refused to offer window service, or special storage, or furs handling or
whatever laundromats do to stay in business.
Government favors bigness for a very simple reason. It's much easier to
regulate or accomodate bigness. It's standard. Big government, big
business, and big labor all are very happy bedfellows.
If I understand our mutal positions right, our main disagreements are
on point of size and how you assign value to an enterprise. I hear you
saying that size should not be an advantage. I say size is only a factor
if people with unequal opportunities are in the same business. If I
decided to make cars, the size of General Motors would be a factor. So,
if size is the decisive factor, it is my opinion that one party is in the
wrong enterprise and they're probably in it because they don't know to
change, are afraid to change, or can't afford to change. We should
address those items rather than the size.
Between my wife and I and our banker, money is at the bottom. If we
don't make enough, we lose the farm. Assigning societal values to parts
of the operation that don't generate a cash flow can lead to pursuing
priorities that are counter-productive because you lose the farm.
Sustainable agriculture must be economically viable. The farmer needs to
choose a product that will provide a living. Size is not the major issue
in this. Government policy slows down reaction and adaption by making
"big" crops viable to people who should be doing something else. Little
people trying to grow big crops overstress the ground. They should be
doing things that are more integrative and sustainable.
Too many farmers that I know want you to give them a good living doing
what they want to do, rather than earn a living growing what you need and
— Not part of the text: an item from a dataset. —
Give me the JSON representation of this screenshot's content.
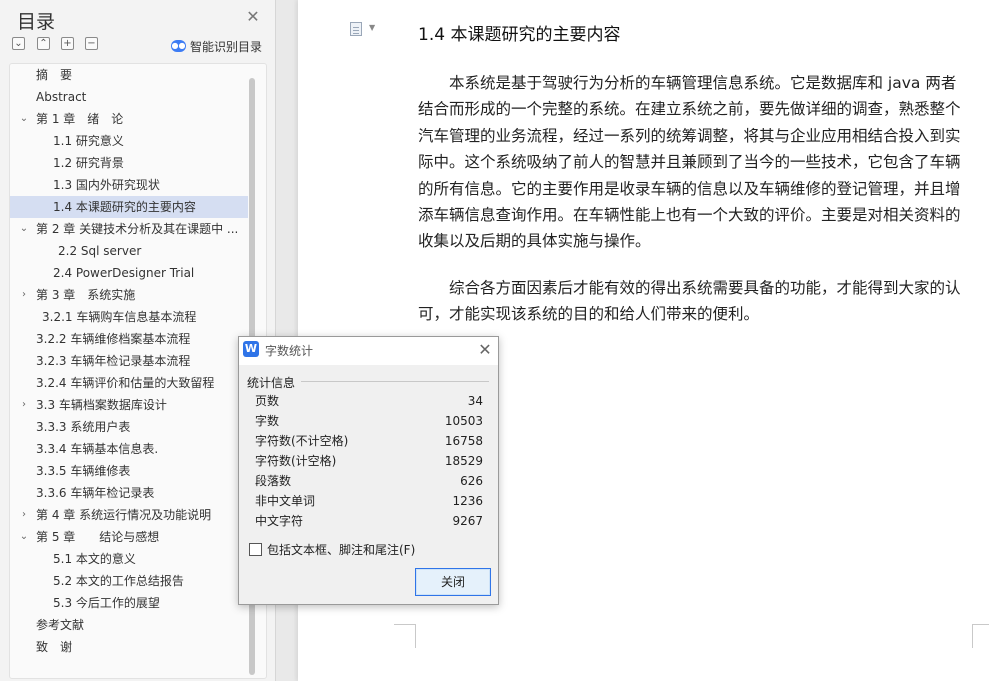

are willing to pay for.
Rational farm policy is hampered by this coddling and by myths about
rural life that aren't true.
Small farmers in France and Japan are potent political forces. Much more
than in the US. That is a major reason they are supported so well.